It’s difficult to place Dan Bodan. The pseudonymous artist presents a sound that could easily be dismissed as part of the growing trend of what he himself calls “white boy R&B” — with the likes of How To Dress Well or Kindness — but there’s a deeper, darker force at work in Soft, his latest release with DFA Records.It’s a slightly “off” aesthetic accompanying songs of modern alienation and object fetish; a screen that conceals the ominous subtext of popular culture — from the Hunger Games franchise and dating apps to HD TV and social media.
In “For Heaven’s Sake (Let’s Fall in Love) <3,” a field recording of some kind of mob violence plays out under an oppressively glib lounge sound while a Scott Walker-ish vocal oddness whispers its title.

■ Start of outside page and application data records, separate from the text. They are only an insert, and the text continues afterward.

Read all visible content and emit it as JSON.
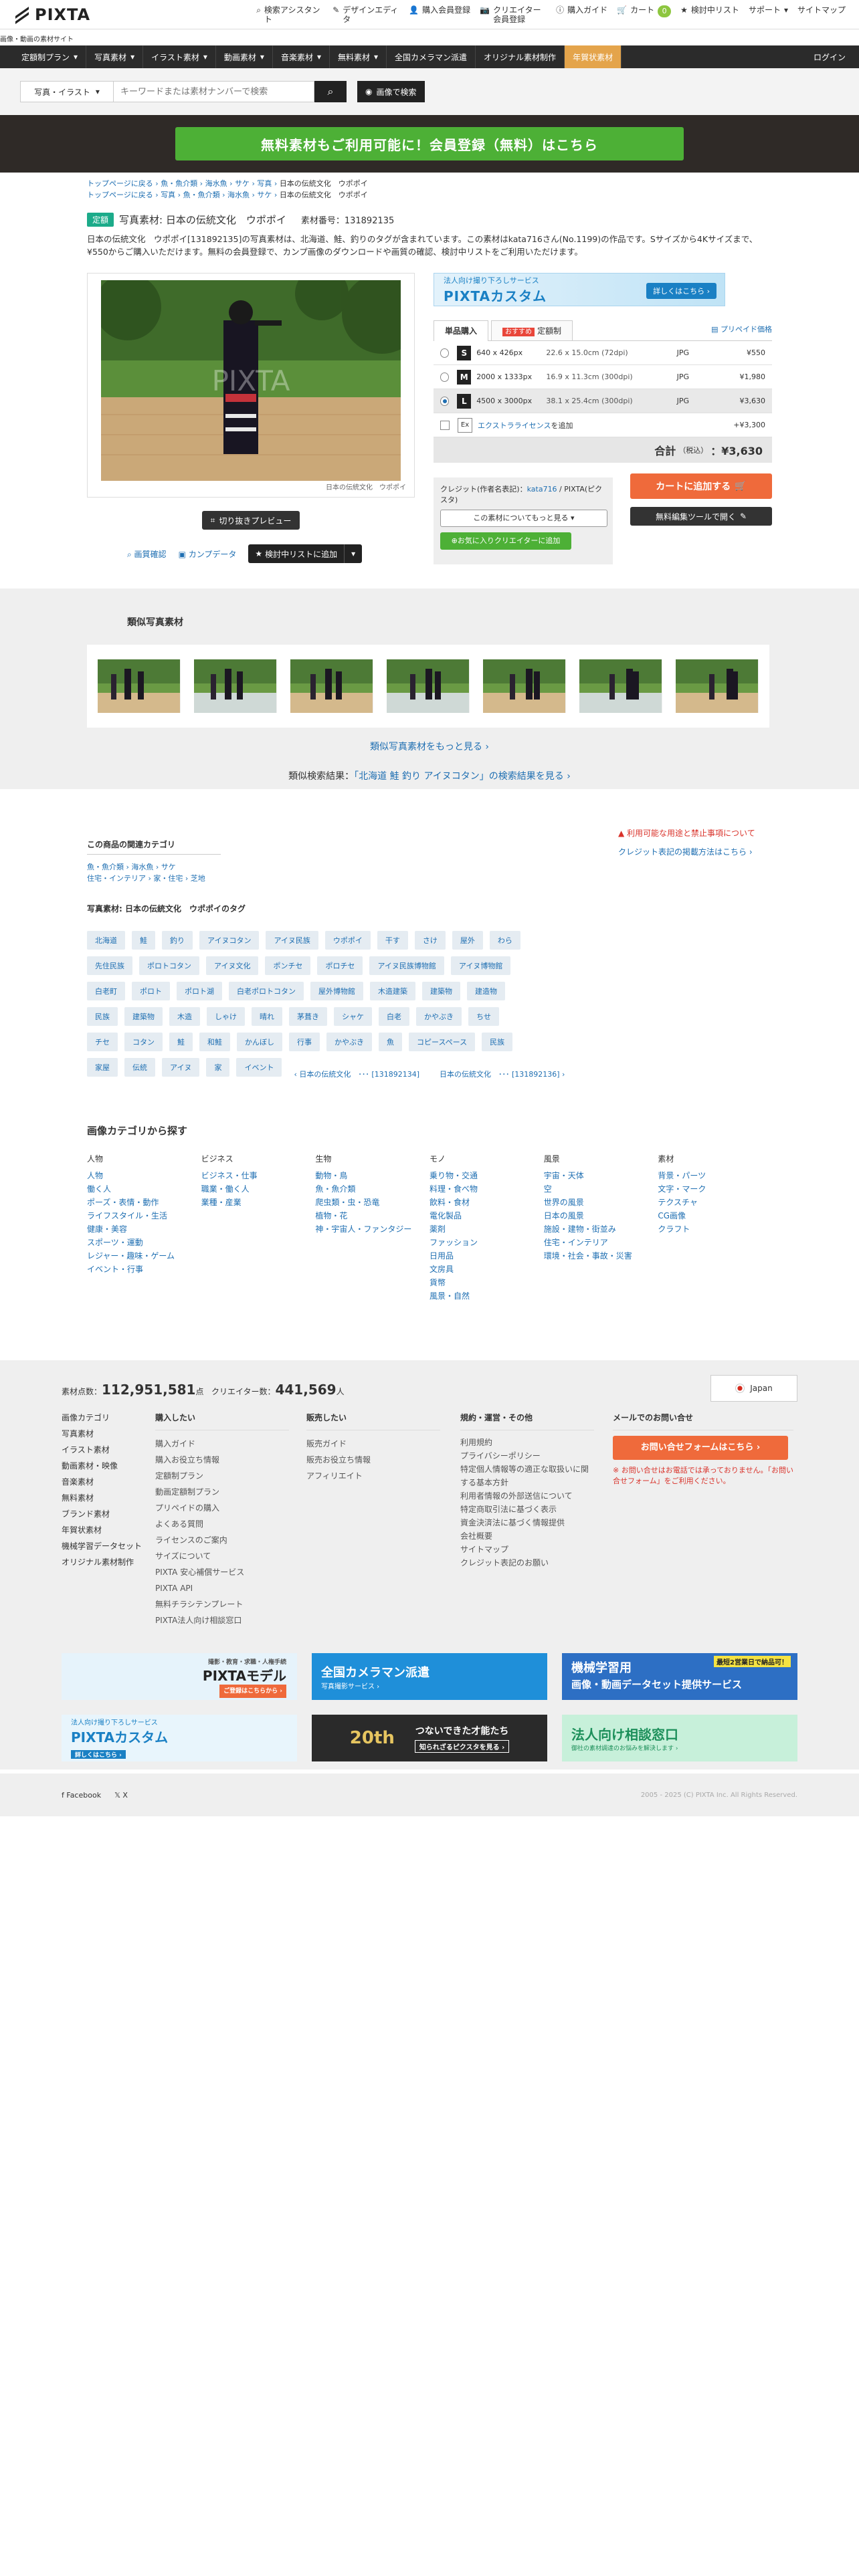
{
  "header": {
    "logo": "PIXTA",
    "tagline": "画像・動画の素材サイト",
    "nav": [
      {
        "icon": "search-icon",
        "glyph": "⌕",
        "label": "検索アシスタント"
      },
      {
        "icon": "design-editor-icon",
        "glyph": "✎",
        "label": "デザインエディタ"
      },
      {
        "icon": "user-icon",
        "glyph": "👤",
        "label": "購入会員登録"
      },
      {
        "icon": "camera-icon",
        "glyph": "📷",
        "label": "クリエイター会員登録"
      },
      {
        "icon": "info-icon",
        "glyph": "ⓘ",
        "label": "購入ガイド"
      },
      {
        "icon": "cart-icon",
        "glyph": "🛒",
        "label": "カート",
        "badge": "0"
      },
      {
        "icon": "star-icon",
        "glyph": "★",
        "label": "検討中リスト"
      },
      {
        "icon": "support-icon",
        "glyph": "",
        "label": "サポート",
        "dropdown": true
      },
      {
        "icon": "sitemap-icon",
        "glyph": "",
        "label": "サイトマップ"
      }
    ]
  },
  "catnav": {
    "items": [
      "定額制プラン",
      "写真素材",
      "イラスト素材",
      "動画素材",
      "音楽素材",
      "無料素材",
      "全国カメラマン派遣",
      "オリジナル素材制作",
      "年賀状素材"
    ],
    "login": "ログイン"
  },
  "search": {
    "type_select": "写真・イラスト",
    "placeholder": "キーワードまたは素材ナンバーで検索",
    "image_search": "画像で検索"
  },
  "promo": {
    "label": "無料素材もご利用可能に！会員登録（無料）はこちら"
  },
  "breadcrumbs": [
    [
      "トップページに戻る",
      "魚・魚介類",
      "海水魚",
      "サケ",
      "写真",
      "日本の伝統文化　ウポポイ"
    ],
    [
      "トップページに戻る",
      "写真",
      "魚・魚介類",
      "海水魚",
      "サケ",
      "日本の伝統文化　ウポポイ"
    ]
  ],
  "product": {
    "badge": "定額",
    "title": "写真素材: 日本の伝統文化　ウポポイ",
    "number_label": "素材番号：131892135",
    "description": "日本の伝統文化　ウポポイ[131892135]の写真素材は、北海道、鮭、釣りのタグが含まれています。この素材はkata716さん(No.1199)の作品です。Sサイズから4Kサイズまで、¥550からご購入いただけます。無料の会員登録で、カンプ画像のダウンロードや画質の確認、検討中リストをご利用いただけます。",
    "watermark": "PIXTA",
    "image_credit": "日本の伝統文化　ウポポイ"
  },
  "actions": {
    "crop_preview": "切り抜きプレビュー",
    "check_quality": "画質確認",
    "comp_data": "カンプデータ",
    "add_favorite": "検討中リストに追加"
  },
  "purchase": {
    "banner_small": "法人向け撮り下ろしサービス",
    "banner_big": "PIXTAカスタム",
    "banner_btn": "詳しくはこちら ›",
    "tab_single": "単品購入",
    "tab_recommend": "おすすめ",
    "tab_plan": "定額制",
    "bulk_price": "プリペイド価格",
    "sizes": [
      {
        "size": "S",
        "px": "640 x 426px",
        "cm": "22.6 x 15.0cm (72dpi)",
        "format": "JPG",
        "price": "¥550",
        "selected": false
      },
      {
        "size": "M",
        "px": "2000 x 1333px",
        "cm": "16.9 x 11.3cm (300dpi)",
        "format": "JPG",
        "price": "¥1,980",
        "selected": false
      },
      {
        "size": "L",
        "px": "4500 x 3000px",
        "cm": "38.1 x 25.4cm (300dpi)",
        "format": "JPG",
        "price": "¥3,630",
        "selected": true
      }
    ],
    "extended": {
      "badge": "Ex",
      "label": "エクストラライセンス",
      "suffix": "を追加",
      "price": "+¥3,300"
    },
    "total_label": "合計",
    "total_tax": "（税込）",
    "total_value": "：¥3,630",
    "credit_label": "クレジット(作者名表記)：",
    "credit_author": "kata716",
    "credit_suffix": " / PIXTA(ピクスタ)",
    "more_about": "この素材についてもっと見る ▾",
    "fav_creator": "お気に入りクリエイターに追加",
    "add_cart": "カートに追加する",
    "edit_tool": "無料編集ツールで開く"
  },
  "similar": {
    "title": "類似写真素材",
    "more": "類似写真素材をもっと見る ›",
    "search_prefix": "類似検索結果：",
    "search_query": "「北海道 鮭 釣り アイヌコタン」",
    "search_suffix": "の検索結果を見る ›"
  },
  "related": {
    "title": "この商品の関連カテゴリ",
    "cats": [
      "魚・魚介類 › 海水魚 › サケ",
      "住宅・インテリア › 家・住宅 › 芝地"
    ],
    "warn": "利用可能な用途と禁止事項について",
    "credit_link": "クレジット表記の掲載方法はこちら ›",
    "tags_title": "写真素材: 日本の伝統文化　ウポポイのタグ",
    "tags": [
      "北海道",
      "鮭",
      "釣り",
      "アイヌコタン",
      "アイヌ民族",
      "ウポポイ",
      "干す",
      "さけ",
      "屋外",
      "わら",
      "先住民族",
      "ポロトコタン",
      "アイヌ文化",
      "ポンチセ",
      "ポロチセ",
      "アイヌ民族博物館",
      "アイヌ博物館",
      "白老町",
      "ポロト",
      "ポロト湖",
      "白老ポロトコタン",
      "屋外博物館",
      "木造建築",
      "建築物",
      "建造物",
      "民族",
      "建築物",
      "木造",
      "しゃけ",
      "晴れ",
      "茅葺き",
      "シャケ",
      "白老",
      "かやぶき",
      "ちせ",
      "チセ",
      "コタン",
      "鮭",
      "和鮭",
      "かんぼし",
      "行事",
      "かやぶき",
      "魚",
      "コピースペース",
      "民族",
      "家屋",
      "伝統",
      "アイヌ",
      "家",
      "イベント"
    ]
  },
  "pager": {
    "prev": "‹ 日本の伝統文化　･･･ [131892134]",
    "next": "日本の伝統文化　･･･ [131892136] ›"
  },
  "image_categories": {
    "title": "画像カテゴリから探す",
    "columns": [
      {
        "head": "人物",
        "items": [
          "人物",
          "働く人",
          "ポーズ・表情・動作",
          "ライフスタイル・生活",
          "健康・美容",
          "スポーツ・運動",
          "レジャー・趣味・ゲーム",
          "イベント・行事"
        ]
      },
      {
        "head": "ビジネス",
        "items": [
          "ビジネス・仕事",
          "職業・働く人",
          "業種・産業"
        ]
      },
      {
        "head": "生物",
        "items": [
          "動物・鳥",
          "魚・魚介類",
          "爬虫類・虫・恐竜",
          "植物・花",
          "神・宇宙人・ファンタジー"
        ]
      },
      {
        "head": "モノ",
        "items": [
          "乗り物・交通",
          "料理・食べ物",
          "飲料・食材",
          "電化製品",
          "薬剤",
          "ファッション",
          "日用品",
          "文房具",
          "貨幣",
          "風景・自然"
        ]
      },
      {
        "head": "風景",
        "items": [
          "宇宙・天体",
          "空",
          "世界の風景",
          "日本の風景",
          "施設・建物・街並み",
          "住宅・インテリア",
          "環境・社会・事故・災害"
        ]
      },
      {
        "head": "素材",
        "items": [
          "背景・パーツ",
          "文字・マーク",
          "テクスチャ",
          "CG画像",
          "クラフト"
        ]
      }
    ]
  },
  "footer": {
    "stats_label1": "素材点数：",
    "stats_val1": "112,951,581",
    "stats_unit1": "点",
    "stats_label2": "クリエイター数：",
    "stats_val2": "441,569",
    "stats_unit2": "人",
    "country": "Japan",
    "left_links": [
      "画像カテゴリ",
      "写真素材",
      "イラスト素材",
      "動画素材・映像",
      "音楽素材",
      "無料素材",
      "ブランド素材",
      "年賀状素材",
      "機械学習データセット",
      "オリジナル素材制作"
    ],
    "buy_title": "購入したい",
    "buy_links": [
      "購入ガイド",
      "購入お役立ち情報",
      "定額制プラン",
      "動画定額制プラン",
      "プリペイドの購入",
      "よくある質問",
      "ライセンスのご案内",
      "サイズについて",
      "PIXTA 安心補償サービス",
      "PIXTA API",
      "無料チラシテンプレート",
      "PIXTA法人向け相談窓口"
    ],
    "sell_title": "販売したい",
    "sell_links": [
      "販売ガイド",
      "販売お役立ち情報",
      "アフィリエイト"
    ],
    "terms_title": "規約・運営・その他",
    "terms_links": [
      "利用規約",
      "プライバシーポリシー",
      "特定個人情報等の適正な取扱いに関する基本方針",
      "利用者情報の外部送信について",
      "特定商取引法に基づく表示",
      "資金決済法に基づく情報提供",
      "会社概要",
      "サイトマップ",
      "クレジット表記のお願い"
    ],
    "mail_title": "メールでのお問い合せ",
    "mail_btn": "お問い合せフォームはこちら",
    "mail_note": "※ お問い合せはお電話では承っておりません。「お問い合せフォーム」をご利用ください。",
    "banners": [
      {
        "t1": "撮影・教育・求職・人権手続",
        "t2": "PIXTAモデル",
        "t3": "ご登録はこちらから ›"
      },
      {
        "t1": "全国カメラマン派遣",
        "t2": "写真撮影サービス ›"
      },
      {
        "t1": "機械学習用",
        "t2": "画像・動画データセット提供サービス",
        "t3": "最短2営業日で納品可！"
      },
      {
        "t1": "法人向け撮り下ろしサービス",
        "t2": "PIXTAカスタム",
        "t3": "詳しくはこちら ›"
      },
      {
        "t1": "20th",
        "t2": "つないできた才能たち",
        "t3": "知られざるピクスタを見る ›"
      },
      {
        "t1": "法人向け相談窓口",
        "t2": "御社の素材調達のお悩みを解決します ›"
      }
    ],
    "social": [
      "Facebook",
      "X"
    ],
    "copyright": "2005 - 2025 (C) PIXTA Inc. All Rights Reserved."
  }
}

A brilliant bum note intermittently glitches the sexy mood, while the aforementioned sample altercation resurfaces at intervals. The charming organ sways and then stutters. These are the cracks in the silky sonic fabric of the whole album as “For Heaven’s Sake” itself falls apart: a song in parallel to a world that appears to be doing the same.
It should be noted that the cover of Soft is by French-Canadian visual artist Julien Ceccaldi. It features a formless woman’s face in manga style with white orbs for eyes and a cone-shaped chin being presented in the decidedly analogue form of graphic art. Yet, it’s an aesthetic that is unmistakably “post-internet,” a contentious title for a creative movement by a generation of artists — loosely lumped into a roughly twenty-to-thirty-something age bracket — and versed in the online but still conscious of a time when there wasn’t one. Bodan, too, is one of these people, and as an announcement chime tone and pixel stream flows out into the soul of the hardware of “Reload,” it’s easy to hear the common bond between himself and the range of contributors to Soft, including M.E.S.H., 18+, Dena Yago and album co-producer Physical Therapy.
Still, there’s no singular identifiable element that draws Bodan, or any of these artists, together. Except that when he mutters “I look through files of you / and feel ashamed” in the soup of flat, malfunctioning clicks and clatter of “Jaws of Life,” one gets the sense that you could find “it” somewhere around there. It’s a kind of self-aware and slightly sad sound that has an appreciation for pop and encourages romance, if only for the moment.
by Steph Kretowicz